(Items from an interface collection)
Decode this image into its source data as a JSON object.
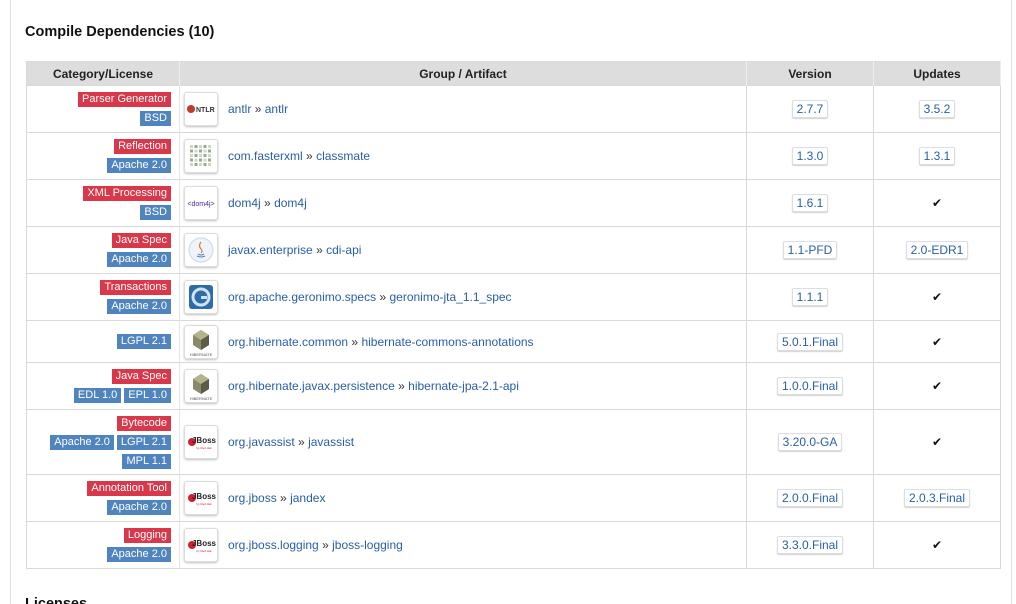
{
  "section_title": "Compile Dependencies (10)",
  "next_section_title": "Licenses",
  "columns": [
    "Category/License",
    "Group / Artifact",
    "Version",
    "Updates"
  ],
  "check_symbol": "✔",
  "separator": "»",
  "colors": {
    "category_badge": "#d9374a",
    "license_badge": "#4f84bf",
    "link": "#2a5da8"
  },
  "rows": [
    {
      "category": "Parser Generator",
      "licenses": [
        [
          "BSD"
        ]
      ],
      "logo": "antlr-logo",
      "group": "antlr",
      "artifact": "antlr",
      "version": "2.7.7",
      "update": "3.5.2"
    },
    {
      "category": "Reflection",
      "licenses": [
        [
          "Apache 2.0"
        ]
      ],
      "logo": "classmate-logo",
      "group": "com.fasterxml",
      "artifact": "classmate",
      "version": "1.3.0",
      "update": "1.3.1"
    },
    {
      "category": "XML Processing",
      "licenses": [
        [
          "BSD"
        ]
      ],
      "logo": "dom4j-logo",
      "group": "dom4j",
      "artifact": "dom4j",
      "version": "1.6.1",
      "update": ""
    },
    {
      "category": "Java Spec",
      "licenses": [
        [
          "Apache 2.0"
        ]
      ],
      "logo": "java-logo",
      "group": "javax.enterprise",
      "artifact": "cdi-api",
      "version": "1.1-PFD",
      "update": "2.0-EDR1"
    },
    {
      "category": "Transactions",
      "licenses": [
        [
          "Apache 2.0"
        ]
      ],
      "logo": "geronimo-logo",
      "group": "org.apache.geronimo.specs",
      "artifact": "geronimo-jta_1.1_spec",
      "version": "1.1.1",
      "update": ""
    },
    {
      "category": "",
      "licenses": [
        [
          "LGPL 2.1"
        ]
      ],
      "logo": "hibernate-logo",
      "group": "org.hibernate.common",
      "artifact": "hibernate-commons-annotations",
      "version": "5.0.1.Final",
      "update": ""
    },
    {
      "category": "Java Spec",
      "licenses": [
        [
          "EDL 1.0",
          "EPL 1.0"
        ]
      ],
      "logo": "hibernate-logo",
      "group": "org.hibernate.javax.persistence",
      "artifact": "hibernate-jpa-2.1-api",
      "version": "1.0.0.Final",
      "update": ""
    },
    {
      "category": "Bytecode",
      "licenses": [
        [
          "Apache 2.0",
          "LGPL 2.1"
        ],
        [
          "MPL 1.1"
        ]
      ],
      "logo": "jboss-logo",
      "group": "org.javassist",
      "artifact": "javassist",
      "version": "3.20.0-GA",
      "update": ""
    },
    {
      "category": "Annotation Tool",
      "licenses": [
        [
          "Apache 2.0"
        ]
      ],
      "logo": "jboss-logo",
      "group": "org.jboss",
      "artifact": "jandex",
      "version": "2.0.0.Final",
      "update": "2.0.3.Final"
    },
    {
      "category": "Logging",
      "licenses": [
        [
          "Apache 2.0"
        ]
      ],
      "logo": "jboss-logo",
      "group": "org.jboss.logging",
      "artifact": "jboss-logging",
      "version": "3.3.0.Final",
      "update": ""
    }
  ],
  "logo_text": {
    "antlr": "ANTLR",
    "dom4j": "<dom4j>",
    "hibernate": "HIBERNATE",
    "jboss": "JBoss",
    "jboss_sub": "by Red Hat"
  }
}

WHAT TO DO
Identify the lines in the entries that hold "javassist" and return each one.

PROBLEM SOLUTION
      "group": "org.javassist",
      "artifact": "javassist",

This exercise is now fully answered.